“The Gaming Operators in Kenya are likely to stop funding and carrying out Corporate Social Responsibility projects and this will put a lot of youths out of jobs.”
KPL CEO, Jack Oguda, said the sponsorship cut will hurt the local sporting industry.
“If it really happens, then it will be a major setback in everything as far as sports is concerned,” he said.
“This means people are going to lose their jobs because there will be no money to pay them.
“What about the players? They will have no salaries and their families will suffer because they will not afford to sustain themselves.
“This is a company that has invested a lot in sports and it is us to lose in the long run.”
The Kenyan gambling industry strongly objected to the initial uniform tax rate too, with betting companies including Sportpesa previously paying a comfortable 7.5 percent tax rate.

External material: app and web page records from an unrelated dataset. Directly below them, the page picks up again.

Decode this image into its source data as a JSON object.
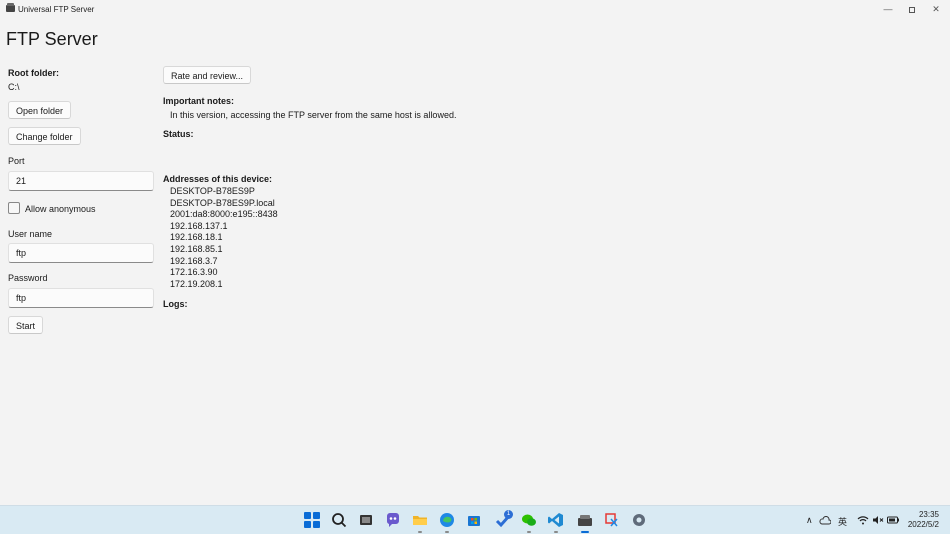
{
  "window": {
    "title": "Universal FTP Server",
    "minimize_glyph": "—",
    "close_glyph": "✕"
  },
  "page": {
    "title": "FTP Server"
  },
  "left": {
    "root_folder_label": "Root folder:",
    "root_folder_value": "C:\\",
    "open_folder_label": "Open folder",
    "change_folder_label": "Change folder",
    "port_label": "Port",
    "port_value": "21",
    "allow_anonymous_label": "Allow anonymous",
    "allow_anonymous_checked": false,
    "username_label": "User name",
    "username_value": "ftp",
    "password_label": "Password",
    "password_value": "ftp",
    "start_label": "Start"
  },
  "right": {
    "rate_label": "Rate and review...",
    "notes_label": "Important notes:",
    "notes_text": "In this version, accessing the FTP server from the same host is allowed.",
    "status_label": "Status:",
    "addresses_label": "Addresses of this device:",
    "addresses": [
      "DESKTOP-B78ES9P",
      "DESKTOP-B78ES9P.local",
      "2001:da8:8000:e195::8438",
      "192.168.137.1",
      "192.168.18.1",
      "192.168.85.1",
      "192.168.3.7",
      "172.16.3.90",
      "172.19.208.1"
    ],
    "logs_label": "Logs:"
  },
  "taskbar": {
    "icons": [
      "windows-start-icon",
      "search-icon",
      "task-view-icon",
      "chat-icon",
      "file-explorer-icon",
      "edge-icon",
      "store-icon",
      "todo-icon",
      "wechat-icon",
      "vscode-icon",
      "ftp-server-icon",
      "snipping-tool-icon",
      "settings-icon"
    ],
    "todo_badge": "1",
    "tray": {
      "chevron": "∧",
      "ime": "英",
      "time": "23:35",
      "date": "2022/5/2"
    },
    "accent": "#0a6cd6"
  }
}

Lotteries were taxed at five percent, casino gambling operators at 12 percent and competitions at 15 percent.
While the initial tax increase proposal was thrown out, President Uhuru Kenyatta slammed the lack of reform in terms of the gambling industry when the bill was sent to him.
He suggested a 35 percent uniform tax hike for all gambling companies, citing Kenya’s vulnerable citizens, including children, and the country’s economy as the reasons why the industry needs an overhaul.
The National Assembly then considered his recommendation and added it to the Finance Bill 2017, which President Kenyatta signed into law.
Mississippi grants go-ahead for more casinos to offer sports betting
Will Usain Bolt actually play in the A-League?
Americans in favour of betting with regulated bookmakers
Parlay odds & tips for Week 2 – 2018/19 EPL betting
FanDuel founders launch legal action over dodgy valuation
Mo Salah goal-scoring specials – Crystal Palace vs. Liverpool betting
Mybet files for insolvency after investor talks break down
Sports betting proving profitable for New Jersey casinos